Artist and curator Ajamu X has never been known to shy away from the male form. With a series of works now on display as part of A Hard Man is Good to Find!, join the artist for a new talk as we explore notions of masculinity, desire and visibility. Book Here:
Date: 6:30pm, Thu 18 May 2023
Price: £8, £5 members & concessions
Location: The Photographers’ Gallery
Johny Pitts: Home is Not a Place
In 2021, photographer Johny Pitts and poet Roger Robinson rented a red Mini Cooper and circumnavigated the British coast clockwise in search of Black history and communities. They began in London and followed the river Thames east towards Tilbury, where the Empire Windrush docked in 1948. Then they continued through Margate, Dover, Brighton, Southampton, Plymouth, Land’s End, Bristol, Cardiff, Liverpool, Blackpool, Belfast, Glasgow, John O’Groats, Edinburgh, Newcastle, Scarborough, Hull, Skegness, Orford Ness and Southend-on-Sea. They encountered Black British culture overlooked in official narratives, alongside the history of Empire and transatlantic slavery, to which every Briton is tethered.
The exhibition Home is Not a Place presents Pitts’ photographs from this journey within an installation divided into two parts for Stills’ gallery space. Pitts has created rooms representative of the past, present and future by merging objects from his childhood home with cultural influences from across the globe, underpinned by the ideas of seminal Black thinkers. More info; https://stills.org/exhibitions/johny-pitts-home-is-not-a-place/
Late at Tate Britain X Black Blossoms
The March edition of Late at Tate will be curated by Black Blossoms, an art organisation that operates as an expanded curatorial platform and online art school, providing courses and workshops exploring various aspects of contemporary art with a focus on diversity and inclusivity.
The theme of “Flourish” for the Late, is particularly significant in relation to, “The Unfinished Conversation” a display curated by Aicha Mehrez. This display and works on view pay tribute to the work of Stuart Hall, one of the most influential thinkers of our time, whose ideas on race, identity, and culture have shaped contemporary thinking in the field of cultural studies. Through the thoughtfully curated selection of artworks, visitors can participate in the ongoing conversation around representation in the arts and social justice in society reflecting on the challenges and opportunities of our time.

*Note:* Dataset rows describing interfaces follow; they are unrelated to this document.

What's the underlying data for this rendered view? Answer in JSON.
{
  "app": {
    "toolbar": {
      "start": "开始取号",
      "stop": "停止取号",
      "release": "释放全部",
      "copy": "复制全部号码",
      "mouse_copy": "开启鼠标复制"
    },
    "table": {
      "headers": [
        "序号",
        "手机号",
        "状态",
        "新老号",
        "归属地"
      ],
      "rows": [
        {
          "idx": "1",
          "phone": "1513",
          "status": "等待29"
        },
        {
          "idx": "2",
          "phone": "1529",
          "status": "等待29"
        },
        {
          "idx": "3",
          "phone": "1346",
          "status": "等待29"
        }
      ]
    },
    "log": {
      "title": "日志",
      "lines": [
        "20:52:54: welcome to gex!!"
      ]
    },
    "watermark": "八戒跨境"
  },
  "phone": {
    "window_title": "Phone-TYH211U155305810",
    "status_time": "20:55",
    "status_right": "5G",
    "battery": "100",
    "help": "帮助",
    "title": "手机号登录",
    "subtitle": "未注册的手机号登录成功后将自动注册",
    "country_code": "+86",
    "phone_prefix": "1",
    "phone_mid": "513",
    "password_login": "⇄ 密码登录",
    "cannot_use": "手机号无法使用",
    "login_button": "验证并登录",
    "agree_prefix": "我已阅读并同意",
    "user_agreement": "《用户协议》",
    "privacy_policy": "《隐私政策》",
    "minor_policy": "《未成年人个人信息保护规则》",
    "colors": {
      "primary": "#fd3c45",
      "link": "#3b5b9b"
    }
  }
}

Black Blossoms has chosen to explore the theme of “Flourish,” aiming to celebrate the intersectionality of diasporic identities. Book here
Eric Gyamfi: Fixing Shadows – Julius and I | New exhibition this spring at Autograph
Eric Gyamfi transforms the gallery into a monochromatic cosmos, examining how photography can shift meanings and histories – ‘fixing shadows’ of legacy, absence, and revival. Thousands of cyanotype prints densely cover the gallery walls in the first UK solo exhibition of the artist’s work. In each one, Gyamfi blends his own image with a portrait of the transgressive, African American composer Julius Eastman (1940-1990).